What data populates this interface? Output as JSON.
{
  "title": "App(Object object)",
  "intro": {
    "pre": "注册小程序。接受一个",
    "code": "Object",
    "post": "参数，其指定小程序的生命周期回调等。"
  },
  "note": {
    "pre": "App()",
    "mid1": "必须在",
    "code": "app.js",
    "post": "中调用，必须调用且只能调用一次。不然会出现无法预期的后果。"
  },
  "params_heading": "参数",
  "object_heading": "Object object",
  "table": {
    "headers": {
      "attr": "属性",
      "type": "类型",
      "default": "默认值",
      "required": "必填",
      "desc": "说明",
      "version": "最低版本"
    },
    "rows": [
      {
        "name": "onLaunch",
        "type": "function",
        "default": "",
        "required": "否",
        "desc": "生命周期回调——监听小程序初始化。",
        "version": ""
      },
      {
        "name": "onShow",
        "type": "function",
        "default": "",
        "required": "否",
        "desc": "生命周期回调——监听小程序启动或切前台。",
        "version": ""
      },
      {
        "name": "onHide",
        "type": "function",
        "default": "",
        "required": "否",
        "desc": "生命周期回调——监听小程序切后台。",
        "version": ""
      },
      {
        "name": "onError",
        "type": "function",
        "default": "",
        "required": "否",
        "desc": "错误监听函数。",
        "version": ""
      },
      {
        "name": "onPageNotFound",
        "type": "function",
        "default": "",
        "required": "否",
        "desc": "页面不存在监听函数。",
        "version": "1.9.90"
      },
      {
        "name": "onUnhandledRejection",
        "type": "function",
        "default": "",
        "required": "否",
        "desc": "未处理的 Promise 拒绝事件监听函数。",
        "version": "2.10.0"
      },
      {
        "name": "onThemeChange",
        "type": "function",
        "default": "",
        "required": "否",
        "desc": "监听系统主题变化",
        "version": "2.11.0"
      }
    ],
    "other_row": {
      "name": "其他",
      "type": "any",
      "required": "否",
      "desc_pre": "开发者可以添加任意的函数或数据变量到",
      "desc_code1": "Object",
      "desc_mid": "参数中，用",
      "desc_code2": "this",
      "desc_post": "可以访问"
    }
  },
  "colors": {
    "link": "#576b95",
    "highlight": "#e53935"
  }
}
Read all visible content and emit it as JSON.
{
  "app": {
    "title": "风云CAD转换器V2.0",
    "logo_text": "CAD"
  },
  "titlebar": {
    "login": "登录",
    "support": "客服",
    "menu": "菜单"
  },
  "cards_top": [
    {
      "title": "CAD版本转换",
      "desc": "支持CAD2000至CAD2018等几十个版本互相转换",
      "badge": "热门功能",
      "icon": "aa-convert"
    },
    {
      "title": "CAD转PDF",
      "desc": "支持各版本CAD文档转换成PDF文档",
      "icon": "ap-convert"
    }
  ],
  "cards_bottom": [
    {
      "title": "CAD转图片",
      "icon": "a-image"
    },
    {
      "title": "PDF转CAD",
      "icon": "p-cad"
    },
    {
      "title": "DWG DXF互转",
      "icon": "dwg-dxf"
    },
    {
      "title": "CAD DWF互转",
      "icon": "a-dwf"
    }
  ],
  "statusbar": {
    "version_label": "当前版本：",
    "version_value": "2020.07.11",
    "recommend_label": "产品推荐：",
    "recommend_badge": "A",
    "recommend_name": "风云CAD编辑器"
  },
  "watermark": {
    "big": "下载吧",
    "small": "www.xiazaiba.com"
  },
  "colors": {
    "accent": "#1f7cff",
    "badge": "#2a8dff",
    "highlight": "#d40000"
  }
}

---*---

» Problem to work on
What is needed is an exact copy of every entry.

» Task result
What data populates this interface? Output as JSON.
{
  "title": "App(Object object)",
  "intro": {
    "pre": "注册小程序。接受一个",
    "code": "Object",
    "post": "参数，其指定小程序的生命周期回调等。"
  },
  "note": {
    "pre": "App()",
    "mid1": "必须在",
    "code": "app.js",
    "post": "中调用，必须调用且只能调用一次。不然会出现无法预期的后果。"
  },
  "params_heading": "参数",
  "object_heading": "Object object",
  "table": {
    "headers": {
      "attr": "属性",
      "type": "类型",
      "default": "默认值",
      "required": "必填",
      "desc": "说明",
      "version": "最低版本"
    },
    "rows": [
      {
        "name": "onLaunch",
        "type": "function",
        "default": "",
        "required": "否",
        "desc": "生命周期回调——监听小程序初始化。",
        "version": ""
      },
      {
        "name": "onShow",
        "type": "function",
        "default": "",
        "required": "否",
        "desc": "生命周期回调——监听小程序启动或切前台。",
        "version": ""
      },
      {
        "name": "onHide",
        "type": "function",
        "default": "",
        "required": "否",
        "desc": "生命周期回调——监听小程序切后台。",
        "version": ""
      },
      {
        "name": "onError",
        "type": "function",
        "default": "",
        "required": "否",
        "desc": "错误监听函数。",
        "version": ""
      },
      {
        "name": "onPageNotFound",
        "type": "function",
        "default": "",
        "required": "否",
        "desc": "页面不存在监听函数。",
        "version": "1.9.90"
      },
      {
        "name": "onUnhandledRejection",
        "type": "function",
        "default": "",
        "required": "否",
        "desc": "未处理的 Promise 拒绝事件监听函数。",
        "version": "2.10.0"
      },
      {
        "name": "onThemeChange",
        "type": "function",
        "default": "",
        "required": "否",
        "desc": "监听系统主题变化",
        "version": "2.11.0"
      }
    ],
    "other_row": {
      "name": "其他",
      "type": "any",
      "required": "否",
      "desc_pre": "开发者可以添加任意的函数或数据变量到",
      "desc_code1": "Object",
      "desc_mid": "参数中，用",
      "desc_code2": "this",
      "desc_post": "可以访问"
    }
  },
  "colors": {
    "link": "#576b95",
    "highlight": "#e53935"
  }
}
Read all visible content and emit it as JSON.
{
  "app": {
    "title": "风云CAD转换器V2.0",
    "logo_text": "CAD"
  },
  "titlebar": {
    "login": "登录",
    "support": "客服",
    "menu": "菜单"
  },
  "cards_top": [
    {
      "title": "CAD版本转换",
      "desc": "支持CAD2000至CAD2018等几十个版本互相转换",
      "badge": "热门功能",
      "icon": "aa-convert"
    },
    {
      "title": "CAD转PDF",
      "desc": "支持各版本CAD文档转换成PDF文档",
      "icon": "ap-convert"
    }
  ],
  "cards_bottom": [
    {
      "title": "CAD转图片",
      "icon": "a-image"
    },
    {
      "title": "PDF转CAD",
      "icon": "p-cad"
    },
    {
      "title": "DWG DXF互转",
      "icon": "dwg-dxf"
    },
    {
      "title": "CAD DWF互转",
      "icon": "a-dwf"
    }
  ],
  "statusbar": {
    "version_label": "当前版本：",
    "version_value": "2020.07.11",
    "recommend_label": "产品推荐：",
    "recommend_badge": "A",
    "recommend_name": "风云CAD编辑器"
  },
  "watermark": {
    "big": "下载吧",
    "small": "www.xiazaiba.com"
  },
  "colors": {
    "accent": "#1f7cff",
    "badge": "#2a8dff",
    "highlight": "#d40000"
  }
}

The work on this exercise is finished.